## Exercise
Return every line of the entries that includes the word "сварного".

## Material provided
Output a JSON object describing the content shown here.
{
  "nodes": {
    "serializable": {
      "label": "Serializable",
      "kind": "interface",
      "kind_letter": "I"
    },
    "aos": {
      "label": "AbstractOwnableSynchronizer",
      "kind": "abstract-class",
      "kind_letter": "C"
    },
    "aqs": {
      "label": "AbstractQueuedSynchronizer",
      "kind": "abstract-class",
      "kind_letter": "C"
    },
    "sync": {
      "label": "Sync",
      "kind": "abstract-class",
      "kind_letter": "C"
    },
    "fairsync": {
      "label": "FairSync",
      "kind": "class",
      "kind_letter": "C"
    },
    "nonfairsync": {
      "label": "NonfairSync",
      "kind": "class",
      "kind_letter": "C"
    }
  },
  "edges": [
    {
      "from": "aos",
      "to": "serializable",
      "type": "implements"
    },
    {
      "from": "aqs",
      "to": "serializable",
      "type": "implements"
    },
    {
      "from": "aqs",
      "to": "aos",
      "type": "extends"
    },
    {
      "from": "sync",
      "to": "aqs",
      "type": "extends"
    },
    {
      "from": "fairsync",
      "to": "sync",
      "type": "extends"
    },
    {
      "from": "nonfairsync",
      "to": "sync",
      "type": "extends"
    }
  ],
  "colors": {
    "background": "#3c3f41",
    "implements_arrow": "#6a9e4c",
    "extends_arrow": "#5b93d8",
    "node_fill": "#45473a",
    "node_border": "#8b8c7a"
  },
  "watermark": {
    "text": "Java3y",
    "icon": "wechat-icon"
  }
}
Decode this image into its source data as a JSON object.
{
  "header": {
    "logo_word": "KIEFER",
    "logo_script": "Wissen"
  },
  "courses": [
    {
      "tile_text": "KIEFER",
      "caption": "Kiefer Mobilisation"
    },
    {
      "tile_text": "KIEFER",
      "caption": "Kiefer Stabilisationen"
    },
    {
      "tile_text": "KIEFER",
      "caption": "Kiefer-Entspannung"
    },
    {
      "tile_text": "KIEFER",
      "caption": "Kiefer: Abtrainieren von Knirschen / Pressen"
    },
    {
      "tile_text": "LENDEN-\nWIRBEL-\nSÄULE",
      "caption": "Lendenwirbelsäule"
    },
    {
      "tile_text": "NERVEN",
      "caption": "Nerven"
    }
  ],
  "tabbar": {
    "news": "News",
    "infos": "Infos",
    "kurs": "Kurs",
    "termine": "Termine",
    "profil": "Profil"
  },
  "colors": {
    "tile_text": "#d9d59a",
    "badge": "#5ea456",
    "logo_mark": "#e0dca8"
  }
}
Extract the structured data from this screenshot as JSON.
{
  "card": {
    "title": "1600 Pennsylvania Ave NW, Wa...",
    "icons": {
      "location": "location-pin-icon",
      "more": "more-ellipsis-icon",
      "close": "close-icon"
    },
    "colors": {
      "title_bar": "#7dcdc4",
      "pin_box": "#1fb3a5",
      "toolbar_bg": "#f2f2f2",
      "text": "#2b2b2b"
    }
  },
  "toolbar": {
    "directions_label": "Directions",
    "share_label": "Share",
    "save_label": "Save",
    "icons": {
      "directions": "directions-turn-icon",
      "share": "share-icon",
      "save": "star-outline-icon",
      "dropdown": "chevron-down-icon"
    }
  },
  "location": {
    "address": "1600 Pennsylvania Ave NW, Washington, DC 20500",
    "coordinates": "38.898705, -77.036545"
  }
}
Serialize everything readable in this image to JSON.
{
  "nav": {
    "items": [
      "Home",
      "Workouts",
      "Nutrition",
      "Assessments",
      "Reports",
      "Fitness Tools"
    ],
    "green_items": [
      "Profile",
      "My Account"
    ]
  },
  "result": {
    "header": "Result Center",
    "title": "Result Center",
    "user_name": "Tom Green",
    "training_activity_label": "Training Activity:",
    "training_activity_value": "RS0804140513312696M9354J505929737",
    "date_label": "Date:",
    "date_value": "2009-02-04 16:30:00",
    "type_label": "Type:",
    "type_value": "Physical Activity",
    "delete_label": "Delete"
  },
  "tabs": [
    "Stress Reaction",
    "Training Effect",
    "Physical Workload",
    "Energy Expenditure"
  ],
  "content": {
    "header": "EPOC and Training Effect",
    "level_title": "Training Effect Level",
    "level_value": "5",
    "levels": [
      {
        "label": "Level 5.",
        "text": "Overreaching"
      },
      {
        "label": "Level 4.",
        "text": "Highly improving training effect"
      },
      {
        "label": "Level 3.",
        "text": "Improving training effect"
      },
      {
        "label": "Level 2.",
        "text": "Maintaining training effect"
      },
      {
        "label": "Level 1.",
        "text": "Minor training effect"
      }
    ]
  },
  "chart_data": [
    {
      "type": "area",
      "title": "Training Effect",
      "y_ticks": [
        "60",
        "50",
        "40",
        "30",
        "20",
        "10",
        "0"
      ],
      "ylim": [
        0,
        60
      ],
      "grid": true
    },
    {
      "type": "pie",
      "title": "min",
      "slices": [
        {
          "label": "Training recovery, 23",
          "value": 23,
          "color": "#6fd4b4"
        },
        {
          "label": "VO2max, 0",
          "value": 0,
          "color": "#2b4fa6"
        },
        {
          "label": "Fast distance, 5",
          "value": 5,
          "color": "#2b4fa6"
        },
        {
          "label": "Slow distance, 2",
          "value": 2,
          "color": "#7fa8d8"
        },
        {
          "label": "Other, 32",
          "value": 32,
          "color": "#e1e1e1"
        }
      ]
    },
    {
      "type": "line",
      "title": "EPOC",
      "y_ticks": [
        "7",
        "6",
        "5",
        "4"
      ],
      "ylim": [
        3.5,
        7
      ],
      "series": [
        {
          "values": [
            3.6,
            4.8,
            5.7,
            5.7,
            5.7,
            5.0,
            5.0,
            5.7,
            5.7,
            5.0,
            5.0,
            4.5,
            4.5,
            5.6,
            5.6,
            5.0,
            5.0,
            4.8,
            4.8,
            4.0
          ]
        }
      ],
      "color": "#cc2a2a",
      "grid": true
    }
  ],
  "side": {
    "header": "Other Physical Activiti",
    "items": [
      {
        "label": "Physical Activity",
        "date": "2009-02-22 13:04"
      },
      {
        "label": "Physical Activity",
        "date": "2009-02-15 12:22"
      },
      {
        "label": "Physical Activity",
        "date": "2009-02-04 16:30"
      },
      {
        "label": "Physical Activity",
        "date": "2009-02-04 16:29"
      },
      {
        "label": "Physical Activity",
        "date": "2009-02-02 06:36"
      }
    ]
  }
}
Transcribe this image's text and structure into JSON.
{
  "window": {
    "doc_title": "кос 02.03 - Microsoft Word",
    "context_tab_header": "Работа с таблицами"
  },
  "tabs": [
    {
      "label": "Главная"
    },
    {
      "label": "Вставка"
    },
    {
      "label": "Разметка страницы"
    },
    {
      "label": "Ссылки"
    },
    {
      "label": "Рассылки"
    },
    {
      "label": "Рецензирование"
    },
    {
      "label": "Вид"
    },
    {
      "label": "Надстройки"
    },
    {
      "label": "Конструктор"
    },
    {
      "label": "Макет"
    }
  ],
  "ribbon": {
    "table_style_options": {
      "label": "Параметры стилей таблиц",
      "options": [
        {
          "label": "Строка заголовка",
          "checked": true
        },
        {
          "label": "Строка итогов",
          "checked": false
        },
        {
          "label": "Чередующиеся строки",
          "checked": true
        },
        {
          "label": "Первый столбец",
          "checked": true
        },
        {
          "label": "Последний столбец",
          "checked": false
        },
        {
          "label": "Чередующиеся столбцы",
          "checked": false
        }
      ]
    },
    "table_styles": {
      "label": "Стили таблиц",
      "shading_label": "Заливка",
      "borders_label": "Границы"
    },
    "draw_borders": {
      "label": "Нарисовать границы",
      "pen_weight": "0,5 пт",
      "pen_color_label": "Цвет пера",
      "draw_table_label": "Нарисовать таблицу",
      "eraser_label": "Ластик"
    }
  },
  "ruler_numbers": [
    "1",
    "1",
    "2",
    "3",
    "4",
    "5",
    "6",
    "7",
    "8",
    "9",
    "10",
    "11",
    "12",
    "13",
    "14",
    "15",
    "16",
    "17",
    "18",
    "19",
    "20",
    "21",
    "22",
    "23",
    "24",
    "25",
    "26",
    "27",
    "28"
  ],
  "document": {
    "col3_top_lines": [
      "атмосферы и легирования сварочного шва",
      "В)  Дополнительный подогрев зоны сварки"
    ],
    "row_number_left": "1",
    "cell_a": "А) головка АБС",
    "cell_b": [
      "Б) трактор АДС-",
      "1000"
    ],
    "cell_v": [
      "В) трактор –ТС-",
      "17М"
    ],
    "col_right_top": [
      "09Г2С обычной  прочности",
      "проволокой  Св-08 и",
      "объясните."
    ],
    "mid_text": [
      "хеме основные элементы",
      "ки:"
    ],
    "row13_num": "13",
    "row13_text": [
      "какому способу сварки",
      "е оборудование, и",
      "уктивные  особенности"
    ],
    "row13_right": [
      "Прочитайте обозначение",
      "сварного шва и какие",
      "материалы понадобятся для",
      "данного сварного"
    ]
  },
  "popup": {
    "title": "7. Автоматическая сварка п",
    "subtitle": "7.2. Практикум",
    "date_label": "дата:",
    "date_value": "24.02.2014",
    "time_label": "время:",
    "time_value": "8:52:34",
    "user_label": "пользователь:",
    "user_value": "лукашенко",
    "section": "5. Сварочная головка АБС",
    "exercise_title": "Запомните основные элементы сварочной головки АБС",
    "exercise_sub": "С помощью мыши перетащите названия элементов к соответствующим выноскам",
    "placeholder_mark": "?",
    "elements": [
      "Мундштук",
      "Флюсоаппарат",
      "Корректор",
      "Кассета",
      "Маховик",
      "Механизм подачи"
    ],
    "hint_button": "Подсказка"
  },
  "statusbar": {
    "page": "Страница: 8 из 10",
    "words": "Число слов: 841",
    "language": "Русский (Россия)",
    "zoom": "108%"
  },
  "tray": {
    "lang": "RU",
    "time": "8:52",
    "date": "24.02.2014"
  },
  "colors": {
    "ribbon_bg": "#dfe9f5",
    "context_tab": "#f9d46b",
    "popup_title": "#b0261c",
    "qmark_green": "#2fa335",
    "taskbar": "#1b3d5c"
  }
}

## Solved problem
      "сварного шва и какие",
      "данного сварного"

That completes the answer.